━━━ Dataset entries ━━━

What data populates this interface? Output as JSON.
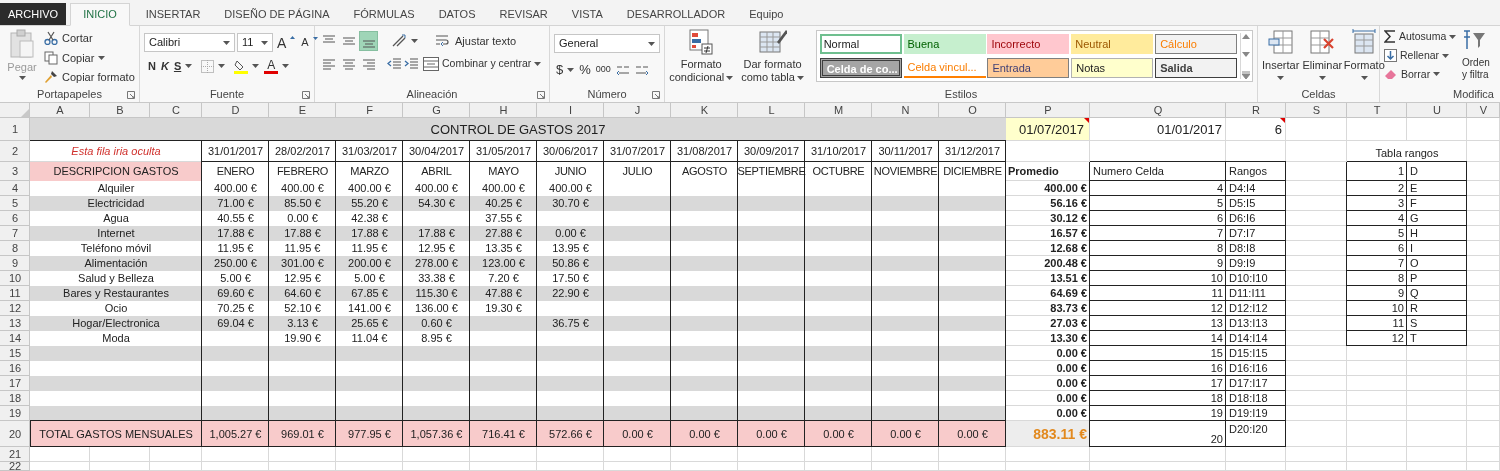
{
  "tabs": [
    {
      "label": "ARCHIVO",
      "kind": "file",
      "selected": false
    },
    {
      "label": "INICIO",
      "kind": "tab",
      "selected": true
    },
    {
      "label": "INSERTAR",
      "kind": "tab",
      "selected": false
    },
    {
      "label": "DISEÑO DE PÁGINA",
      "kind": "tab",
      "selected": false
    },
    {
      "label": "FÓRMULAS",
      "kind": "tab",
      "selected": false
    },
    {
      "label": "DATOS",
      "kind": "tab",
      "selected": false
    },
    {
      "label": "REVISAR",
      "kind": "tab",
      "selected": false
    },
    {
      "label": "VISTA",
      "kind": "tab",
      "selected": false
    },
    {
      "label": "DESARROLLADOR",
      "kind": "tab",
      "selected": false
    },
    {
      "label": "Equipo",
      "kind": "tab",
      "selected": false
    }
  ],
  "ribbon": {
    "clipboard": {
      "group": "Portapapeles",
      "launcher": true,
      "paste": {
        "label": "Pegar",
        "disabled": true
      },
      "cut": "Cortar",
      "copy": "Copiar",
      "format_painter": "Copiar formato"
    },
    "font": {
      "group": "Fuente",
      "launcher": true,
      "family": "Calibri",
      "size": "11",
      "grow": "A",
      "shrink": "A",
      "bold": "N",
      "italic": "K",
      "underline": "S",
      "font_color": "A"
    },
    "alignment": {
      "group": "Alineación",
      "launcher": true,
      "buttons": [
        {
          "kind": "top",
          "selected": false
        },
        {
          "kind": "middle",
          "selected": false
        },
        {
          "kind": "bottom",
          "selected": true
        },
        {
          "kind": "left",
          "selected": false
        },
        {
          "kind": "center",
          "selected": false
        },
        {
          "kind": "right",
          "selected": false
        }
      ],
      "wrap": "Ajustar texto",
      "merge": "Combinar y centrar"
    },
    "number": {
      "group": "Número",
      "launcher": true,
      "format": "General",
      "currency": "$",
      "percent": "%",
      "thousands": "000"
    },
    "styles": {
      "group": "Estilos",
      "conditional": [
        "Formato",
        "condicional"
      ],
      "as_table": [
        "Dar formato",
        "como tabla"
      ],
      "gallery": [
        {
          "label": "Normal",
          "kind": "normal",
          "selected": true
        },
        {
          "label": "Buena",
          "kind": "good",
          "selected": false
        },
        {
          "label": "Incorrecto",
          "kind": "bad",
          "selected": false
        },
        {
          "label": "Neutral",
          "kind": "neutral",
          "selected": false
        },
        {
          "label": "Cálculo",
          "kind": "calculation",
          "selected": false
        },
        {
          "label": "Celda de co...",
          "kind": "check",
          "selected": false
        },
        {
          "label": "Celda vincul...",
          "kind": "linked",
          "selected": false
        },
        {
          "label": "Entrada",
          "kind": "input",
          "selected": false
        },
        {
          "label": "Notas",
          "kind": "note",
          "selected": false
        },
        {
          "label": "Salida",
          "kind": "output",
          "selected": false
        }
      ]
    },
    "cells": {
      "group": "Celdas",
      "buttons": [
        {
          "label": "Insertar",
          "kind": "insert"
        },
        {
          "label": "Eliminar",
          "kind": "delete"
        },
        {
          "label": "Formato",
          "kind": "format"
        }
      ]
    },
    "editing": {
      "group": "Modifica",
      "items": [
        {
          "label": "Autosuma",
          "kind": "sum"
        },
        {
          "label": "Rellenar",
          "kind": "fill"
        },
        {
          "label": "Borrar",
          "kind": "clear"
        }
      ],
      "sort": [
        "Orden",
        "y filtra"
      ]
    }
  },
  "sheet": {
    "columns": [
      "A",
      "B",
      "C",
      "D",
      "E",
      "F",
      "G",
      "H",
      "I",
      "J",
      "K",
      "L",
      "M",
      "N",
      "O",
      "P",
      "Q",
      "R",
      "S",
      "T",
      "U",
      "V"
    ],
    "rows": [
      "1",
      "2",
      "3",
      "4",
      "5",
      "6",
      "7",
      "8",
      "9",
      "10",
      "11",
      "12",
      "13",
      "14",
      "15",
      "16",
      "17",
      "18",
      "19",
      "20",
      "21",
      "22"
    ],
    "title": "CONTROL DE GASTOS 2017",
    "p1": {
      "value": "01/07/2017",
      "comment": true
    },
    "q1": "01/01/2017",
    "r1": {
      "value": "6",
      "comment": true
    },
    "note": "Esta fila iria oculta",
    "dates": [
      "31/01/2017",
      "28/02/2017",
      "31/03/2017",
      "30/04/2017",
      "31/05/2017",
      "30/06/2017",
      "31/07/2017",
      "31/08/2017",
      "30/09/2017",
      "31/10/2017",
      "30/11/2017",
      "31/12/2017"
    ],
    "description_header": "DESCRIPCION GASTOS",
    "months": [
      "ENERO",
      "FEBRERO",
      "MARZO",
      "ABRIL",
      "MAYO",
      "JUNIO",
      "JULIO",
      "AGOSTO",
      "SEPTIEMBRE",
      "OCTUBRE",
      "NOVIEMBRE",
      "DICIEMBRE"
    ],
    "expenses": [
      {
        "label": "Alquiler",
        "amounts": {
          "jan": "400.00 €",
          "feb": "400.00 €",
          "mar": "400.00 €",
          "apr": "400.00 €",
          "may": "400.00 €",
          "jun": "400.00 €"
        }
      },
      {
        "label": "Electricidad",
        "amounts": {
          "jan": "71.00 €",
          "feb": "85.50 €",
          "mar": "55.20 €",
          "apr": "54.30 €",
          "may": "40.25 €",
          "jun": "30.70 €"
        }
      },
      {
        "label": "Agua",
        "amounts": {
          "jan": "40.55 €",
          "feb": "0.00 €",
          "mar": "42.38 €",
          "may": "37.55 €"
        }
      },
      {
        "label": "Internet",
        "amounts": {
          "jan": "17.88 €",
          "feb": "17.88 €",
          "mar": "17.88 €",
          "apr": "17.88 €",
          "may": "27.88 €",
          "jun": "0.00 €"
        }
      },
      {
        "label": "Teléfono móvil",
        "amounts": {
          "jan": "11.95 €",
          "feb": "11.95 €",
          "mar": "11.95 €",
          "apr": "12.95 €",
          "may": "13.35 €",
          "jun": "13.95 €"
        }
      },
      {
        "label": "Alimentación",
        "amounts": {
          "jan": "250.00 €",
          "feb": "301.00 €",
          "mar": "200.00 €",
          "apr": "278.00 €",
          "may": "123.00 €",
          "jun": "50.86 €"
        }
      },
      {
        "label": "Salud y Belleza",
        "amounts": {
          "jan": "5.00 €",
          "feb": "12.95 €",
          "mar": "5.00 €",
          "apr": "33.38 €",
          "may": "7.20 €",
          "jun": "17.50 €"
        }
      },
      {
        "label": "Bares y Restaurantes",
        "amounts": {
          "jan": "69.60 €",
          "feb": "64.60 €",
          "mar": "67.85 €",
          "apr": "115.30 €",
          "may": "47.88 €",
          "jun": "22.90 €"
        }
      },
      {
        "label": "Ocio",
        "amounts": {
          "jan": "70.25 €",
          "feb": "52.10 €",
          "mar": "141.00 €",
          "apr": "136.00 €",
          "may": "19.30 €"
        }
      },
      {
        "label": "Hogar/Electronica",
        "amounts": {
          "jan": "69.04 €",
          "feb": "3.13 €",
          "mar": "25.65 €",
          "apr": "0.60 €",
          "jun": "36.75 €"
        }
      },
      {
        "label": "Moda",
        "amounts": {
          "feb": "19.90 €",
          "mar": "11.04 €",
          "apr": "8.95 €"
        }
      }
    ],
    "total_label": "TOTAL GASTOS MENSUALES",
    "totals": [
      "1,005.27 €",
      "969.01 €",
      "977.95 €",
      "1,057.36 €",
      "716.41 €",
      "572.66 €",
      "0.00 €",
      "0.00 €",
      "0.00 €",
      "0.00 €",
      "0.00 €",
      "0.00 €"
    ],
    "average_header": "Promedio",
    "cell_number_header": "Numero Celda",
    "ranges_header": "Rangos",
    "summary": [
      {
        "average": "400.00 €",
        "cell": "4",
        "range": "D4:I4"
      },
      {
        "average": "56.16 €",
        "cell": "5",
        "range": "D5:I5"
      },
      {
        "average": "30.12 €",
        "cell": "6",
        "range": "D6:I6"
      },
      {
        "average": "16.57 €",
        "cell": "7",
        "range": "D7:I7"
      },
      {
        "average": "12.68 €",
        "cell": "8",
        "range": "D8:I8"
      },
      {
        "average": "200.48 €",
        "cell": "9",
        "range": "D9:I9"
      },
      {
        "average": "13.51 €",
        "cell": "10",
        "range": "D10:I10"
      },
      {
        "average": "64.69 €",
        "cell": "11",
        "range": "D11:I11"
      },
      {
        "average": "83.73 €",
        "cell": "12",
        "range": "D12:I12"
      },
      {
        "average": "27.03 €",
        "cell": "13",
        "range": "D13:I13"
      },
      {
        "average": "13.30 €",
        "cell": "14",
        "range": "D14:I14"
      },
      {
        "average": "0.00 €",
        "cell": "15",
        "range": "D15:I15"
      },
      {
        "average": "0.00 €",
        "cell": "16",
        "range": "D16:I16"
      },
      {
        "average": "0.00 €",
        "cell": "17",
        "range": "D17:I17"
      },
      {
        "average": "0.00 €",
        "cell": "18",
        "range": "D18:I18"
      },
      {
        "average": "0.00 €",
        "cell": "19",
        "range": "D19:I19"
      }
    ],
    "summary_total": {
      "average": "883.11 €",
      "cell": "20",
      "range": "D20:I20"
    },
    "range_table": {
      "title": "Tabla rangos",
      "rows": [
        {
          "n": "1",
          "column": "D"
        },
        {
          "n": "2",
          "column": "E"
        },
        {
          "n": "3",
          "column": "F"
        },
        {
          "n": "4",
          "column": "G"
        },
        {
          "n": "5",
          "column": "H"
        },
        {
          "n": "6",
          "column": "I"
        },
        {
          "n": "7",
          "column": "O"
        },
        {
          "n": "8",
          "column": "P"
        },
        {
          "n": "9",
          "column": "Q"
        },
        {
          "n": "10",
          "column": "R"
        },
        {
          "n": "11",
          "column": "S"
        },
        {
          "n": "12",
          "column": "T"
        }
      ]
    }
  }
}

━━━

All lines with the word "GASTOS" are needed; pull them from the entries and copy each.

    "title": "CONTROL DE GASTOS 2017",
    "description_header": "DESCRIPCION GASTOS",
    "total_label": "TOTAL GASTOS MENSUALES",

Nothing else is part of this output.